● **EXERCISE BRIEF**
What follows is a set of records; repeat all of them exactly.

● **DATA PROVIDED**
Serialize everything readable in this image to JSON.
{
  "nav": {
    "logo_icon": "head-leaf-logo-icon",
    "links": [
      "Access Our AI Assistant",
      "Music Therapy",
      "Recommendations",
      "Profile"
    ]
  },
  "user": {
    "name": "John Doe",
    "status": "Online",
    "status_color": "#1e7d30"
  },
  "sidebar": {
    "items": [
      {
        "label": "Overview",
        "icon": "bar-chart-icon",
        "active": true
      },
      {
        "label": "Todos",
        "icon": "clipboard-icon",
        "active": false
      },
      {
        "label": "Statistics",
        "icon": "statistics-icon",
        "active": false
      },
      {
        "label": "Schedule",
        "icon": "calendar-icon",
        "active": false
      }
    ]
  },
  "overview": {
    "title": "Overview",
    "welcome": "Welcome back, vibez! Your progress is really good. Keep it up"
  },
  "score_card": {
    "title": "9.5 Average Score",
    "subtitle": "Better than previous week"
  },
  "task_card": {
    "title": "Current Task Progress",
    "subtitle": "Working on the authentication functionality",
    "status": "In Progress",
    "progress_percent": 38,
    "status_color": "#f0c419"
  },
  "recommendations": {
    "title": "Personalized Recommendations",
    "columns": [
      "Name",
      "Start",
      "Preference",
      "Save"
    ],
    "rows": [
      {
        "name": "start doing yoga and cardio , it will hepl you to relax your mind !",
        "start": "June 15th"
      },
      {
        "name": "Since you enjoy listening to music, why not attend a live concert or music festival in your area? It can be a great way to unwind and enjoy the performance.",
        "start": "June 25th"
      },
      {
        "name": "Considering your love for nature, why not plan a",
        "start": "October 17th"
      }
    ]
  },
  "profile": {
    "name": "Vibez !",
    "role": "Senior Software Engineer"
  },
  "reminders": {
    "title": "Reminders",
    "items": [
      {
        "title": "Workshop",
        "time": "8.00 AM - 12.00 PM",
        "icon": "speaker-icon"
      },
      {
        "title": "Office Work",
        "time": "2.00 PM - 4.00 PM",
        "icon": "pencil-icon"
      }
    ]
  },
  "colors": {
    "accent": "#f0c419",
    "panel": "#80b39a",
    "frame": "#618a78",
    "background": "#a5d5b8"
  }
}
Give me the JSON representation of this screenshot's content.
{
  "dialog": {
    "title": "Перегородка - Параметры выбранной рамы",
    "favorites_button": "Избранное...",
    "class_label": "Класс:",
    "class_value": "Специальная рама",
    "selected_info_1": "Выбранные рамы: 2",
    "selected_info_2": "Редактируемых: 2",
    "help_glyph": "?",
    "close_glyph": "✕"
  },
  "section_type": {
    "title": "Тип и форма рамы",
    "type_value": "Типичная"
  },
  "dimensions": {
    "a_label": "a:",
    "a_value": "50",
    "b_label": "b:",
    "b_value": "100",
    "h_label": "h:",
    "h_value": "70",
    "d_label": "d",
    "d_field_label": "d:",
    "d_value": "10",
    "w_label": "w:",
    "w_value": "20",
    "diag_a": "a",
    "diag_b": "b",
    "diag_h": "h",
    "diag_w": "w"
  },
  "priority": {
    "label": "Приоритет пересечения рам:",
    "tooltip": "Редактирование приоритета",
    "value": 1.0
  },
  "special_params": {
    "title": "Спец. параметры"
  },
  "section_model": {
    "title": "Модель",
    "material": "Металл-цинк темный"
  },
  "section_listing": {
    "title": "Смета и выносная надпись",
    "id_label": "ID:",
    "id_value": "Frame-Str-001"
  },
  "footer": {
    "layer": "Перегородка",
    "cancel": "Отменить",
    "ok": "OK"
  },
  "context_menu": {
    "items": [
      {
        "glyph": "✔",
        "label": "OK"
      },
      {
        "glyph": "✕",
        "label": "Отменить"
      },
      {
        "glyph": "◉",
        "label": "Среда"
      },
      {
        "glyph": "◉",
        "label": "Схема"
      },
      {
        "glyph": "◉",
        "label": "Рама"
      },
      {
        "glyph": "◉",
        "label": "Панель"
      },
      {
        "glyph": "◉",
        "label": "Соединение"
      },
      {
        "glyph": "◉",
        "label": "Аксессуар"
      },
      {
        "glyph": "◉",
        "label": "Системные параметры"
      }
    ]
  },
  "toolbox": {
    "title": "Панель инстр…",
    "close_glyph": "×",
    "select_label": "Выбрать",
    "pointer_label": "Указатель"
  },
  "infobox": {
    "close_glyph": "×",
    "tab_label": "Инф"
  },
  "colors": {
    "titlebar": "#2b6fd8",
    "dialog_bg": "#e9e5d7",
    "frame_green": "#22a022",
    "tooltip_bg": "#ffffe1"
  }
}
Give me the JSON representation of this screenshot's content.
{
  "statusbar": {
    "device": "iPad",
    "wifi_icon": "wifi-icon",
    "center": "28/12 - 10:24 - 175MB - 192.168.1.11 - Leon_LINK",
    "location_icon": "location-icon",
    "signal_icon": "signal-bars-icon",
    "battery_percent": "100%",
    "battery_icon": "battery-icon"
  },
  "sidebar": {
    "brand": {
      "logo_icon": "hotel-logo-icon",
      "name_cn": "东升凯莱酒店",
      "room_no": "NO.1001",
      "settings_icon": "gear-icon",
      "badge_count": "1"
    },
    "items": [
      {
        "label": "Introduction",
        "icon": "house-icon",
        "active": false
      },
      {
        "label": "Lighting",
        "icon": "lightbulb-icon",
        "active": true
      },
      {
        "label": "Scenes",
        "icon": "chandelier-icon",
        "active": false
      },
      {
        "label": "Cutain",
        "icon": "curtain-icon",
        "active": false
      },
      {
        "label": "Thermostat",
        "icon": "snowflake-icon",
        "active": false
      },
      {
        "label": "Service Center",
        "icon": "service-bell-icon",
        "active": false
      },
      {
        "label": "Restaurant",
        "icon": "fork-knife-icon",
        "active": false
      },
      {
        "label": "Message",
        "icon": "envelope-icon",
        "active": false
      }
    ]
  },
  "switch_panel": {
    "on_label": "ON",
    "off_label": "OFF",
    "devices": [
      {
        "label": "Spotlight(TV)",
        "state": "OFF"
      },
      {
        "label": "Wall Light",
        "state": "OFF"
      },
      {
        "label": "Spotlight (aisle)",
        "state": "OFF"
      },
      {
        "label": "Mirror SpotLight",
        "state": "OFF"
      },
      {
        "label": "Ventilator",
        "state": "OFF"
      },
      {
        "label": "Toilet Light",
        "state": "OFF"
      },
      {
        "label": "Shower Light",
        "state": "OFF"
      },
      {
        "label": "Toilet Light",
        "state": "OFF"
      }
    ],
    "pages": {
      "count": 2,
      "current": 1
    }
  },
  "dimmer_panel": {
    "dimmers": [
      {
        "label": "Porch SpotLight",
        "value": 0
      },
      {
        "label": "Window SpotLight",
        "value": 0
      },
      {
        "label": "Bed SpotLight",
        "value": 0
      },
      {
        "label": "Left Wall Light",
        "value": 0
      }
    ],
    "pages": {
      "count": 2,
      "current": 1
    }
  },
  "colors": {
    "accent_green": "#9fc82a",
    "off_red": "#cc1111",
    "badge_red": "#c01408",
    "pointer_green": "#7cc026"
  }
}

● **PROBLEM SOLUTION**
Serialize everything readable in this image to JSON.
{
  "nav": {
    "logo_icon": "head-leaf-logo-icon",
    "links": [
      "Access Our AI Assistant",
      "Music Therapy",
      "Recommendations",
      "Profile"
    ]
  },
  "user": {
    "name": "John Doe",
    "status": "Online",
    "status_color": "#1e7d30"
  },
  "sidebar": {
    "items": [
      {
        "label": "Overview",
        "icon": "bar-chart-icon",
        "active": true
      },
      {
        "label": "Todos",
        "icon": "clipboard-icon",
        "active": false
      },
      {
        "label": "Statistics",
        "icon": "statistics-icon",
        "active": false
      },
      {
        "label": "Schedule",
        "icon": "calendar-icon",
        "active": false
      }
    ]
  },
  "overview": {
    "title": "Overview",
    "welcome": "Welcome back, vibez! Your progress is really good. Keep it up"
  },
  "score_card": {
    "title": "9.5 Average Score",
    "subtitle": "Better than previous week"
  },
  "task_card": {
    "title": "Current Task Progress",
    "subtitle": "Working on the authentication functionality",
    "status": "In Progress",
    "progress_percent": 38,
    "status_color": "#f0c419"
  },
  "recommendations": {
    "title": "Personalized Recommendations",
    "columns": [
      "Name",
      "Start",
      "Preference",
      "Save"
    ],
    "rows": [
      {
        "name": "start doing yoga and cardio , it will hepl you to relax your mind !",
        "start": "June 15th"
      },
      {
        "name": "Since you enjoy listening to music, why not attend a live concert or music festival in your area? It can be a great way to unwind and enjoy the performance.",
        "start": "June 25th"
      },
      {
        "name": "Considering your love for nature, why not plan a",
        "start": "October 17th"
      }
    ]
  },
  "profile": {
    "name": "Vibez !",
    "role": "Senior Software Engineer"
  },
  "reminders": {
    "title": "Reminders",
    "items": [
      {
        "title": "Workshop",
        "time": "8.00 AM - 12.00 PM",
        "icon": "speaker-icon"
      },
      {
        "title": "Office Work",
        "time": "2.00 PM - 4.00 PM",
        "icon": "pencil-icon"
      }
    ]
  },
  "colors": {
    "accent": "#f0c419",
    "panel": "#80b39a",
    "frame": "#618a78",
    "background": "#a5d5b8"
  }
}
Give me the JSON representation of this screenshot's content.
{
  "dialog": {
    "title": "Перегородка - Параметры выбранной рамы",
    "favorites_button": "Избранное...",
    "class_label": "Класс:",
    "class_value": "Специальная рама",
    "selected_info_1": "Выбранные рамы: 2",
    "selected_info_2": "Редактируемых: 2",
    "help_glyph": "?",
    "close_glyph": "✕"
  },
  "section_type": {
    "title": "Тип и форма рамы",
    "type_value": "Типичная"
  },
  "dimensions": {
    "a_label": "a:",
    "a_value": "50",
    "b_label": "b:",
    "b_value": "100",
    "h_label": "h:",
    "h_value": "70",
    "d_label": "d",
    "d_field_label": "d:",
    "d_value": "10",
    "w_label": "w:",
    "w_value": "20",
    "diag_a": "a",
    "diag_b": "b",
    "diag_h": "h",
    "diag_w": "w"
  },
  "priority": {
    "label": "Приоритет пересечения рам:",
    "tooltip": "Редактирование приоритета",
    "value": 1.0
  },
  "special_params": {
    "title": "Спец. параметры"
  },
  "section_model": {
    "title": "Модель",
    "material": "Металл-цинк темный"
  },
  "section_listing": {
    "title": "Смета и выносная надпись",
    "id_label": "ID:",
    "id_value": "Frame-Str-001"
  },
  "footer": {
    "layer": "Перегородка",
    "cancel": "Отменить",
    "ok": "OK"
  },
  "context_menu": {
    "items": [
      {
        "glyph": "✔",
        "label": "OK"
      },
      {
        "glyph": "✕",
        "label": "Отменить"
      },
      {
        "glyph": "◉",
        "label": "Среда"
      },
      {
        "glyph": "◉",
        "label": "Схема"
      },
      {
        "glyph": "◉",
        "label": "Рама"
      },
      {
        "glyph": "◉",
        "label": "Панель"
      },
      {
        "glyph": "◉",
        "label": "Соединение"
      },
      {
        "glyph": "◉",
        "label": "Аксессуар"
      },
      {
        "glyph": "◉",
        "label": "Системные параметры"
      }
    ]
  },
  "toolbox": {
    "title": "Панель инстр…",
    "close_glyph": "×",
    "select_label": "Выбрать",
    "pointer_label": "Указатель"
  },
  "infobox": {
    "close_glyph": "×",
    "tab_label": "Инф"
  },
  "colors": {
    "titlebar": "#2b6fd8",
    "dialog_bg": "#e9e5d7",
    "frame_green": "#22a022",
    "tooltip_bg": "#ffffe1"
  }
}
Give me the JSON representation of this screenshot's content.
{
  "statusbar": {
    "device": "iPad",
    "wifi_icon": "wifi-icon",
    "center": "28/12 - 10:24 - 175MB - 192.168.1.11 - Leon_LINK",
    "location_icon": "location-icon",
    "signal_icon": "signal-bars-icon",
    "battery_percent": "100%",
    "battery_icon": "battery-icon"
  },
  "sidebar": {
    "brand": {
      "logo_icon": "hotel-logo-icon",
      "name_cn": "东升凯莱酒店",
      "room_no": "NO.1001",
      "settings_icon": "gear-icon",
      "badge_count": "1"
    },
    "items": [
      {
        "label": "Introduction",
        "icon": "house-icon",
        "active": false
      },
      {
        "label": "Lighting",
        "icon": "lightbulb-icon",
        "active": true
      },
      {
        "label": "Scenes",
        "icon": "chandelier-icon",
        "active": false
      },
      {
        "label": "Cutain",
        "icon": "curtain-icon",
        "active": false
      },
      {
        "label": "Thermostat",
        "icon": "snowflake-icon",
        "active": false
      },
      {
        "label": "Service Center",
        "icon": "service-bell-icon",
        "active": false
      },
      {
        "label": "Restaurant",
        "icon": "fork-knife-icon",
        "active": false
      },
      {
        "label": "Message",
        "icon": "envelope-icon",
        "active": false
      }
    ]
  },
  "switch_panel": {
    "on_label": "ON",
    "off_label": "OFF",
    "devices": [
      {
        "label": "Spotlight(TV)",
        "state": "OFF"
      },
      {
        "label": "Wall Light",
        "state": "OFF"
      },
      {
        "label": "Spotlight (aisle)",
        "state": "OFF"
      },
      {
        "label": "Mirror SpotLight",
        "state": "OFF"
      },
      {
        "label": "Ventilator",
        "state": "OFF"
      },
      {
        "label": "Toilet Light",
        "state": "OFF"
      },
      {
        "label": "Shower Light",
        "state": "OFF"
      },
      {
        "label": "Toilet Light",
        "state": "OFF"
      }
    ],
    "pages": {
      "count": 2,
      "current": 1
    }
  },
  "dimmer_panel": {
    "dimmers": [
      {
        "label": "Porch SpotLight",
        "value": 0
      },
      {
        "label": "Window SpotLight",
        "value": 0
      },
      {
        "label": "Bed SpotLight",
        "value": 0
      },
      {
        "label": "Left Wall Light",
        "value": 0
      }
    ],
    "pages": {
      "count": 2,
      "current": 1
    }
  },
  "colors": {
    "accent_green": "#9fc82a",
    "off_red": "#cc1111",
    "badge_red": "#c01408",
    "pointer_green": "#7cc026"
  }
}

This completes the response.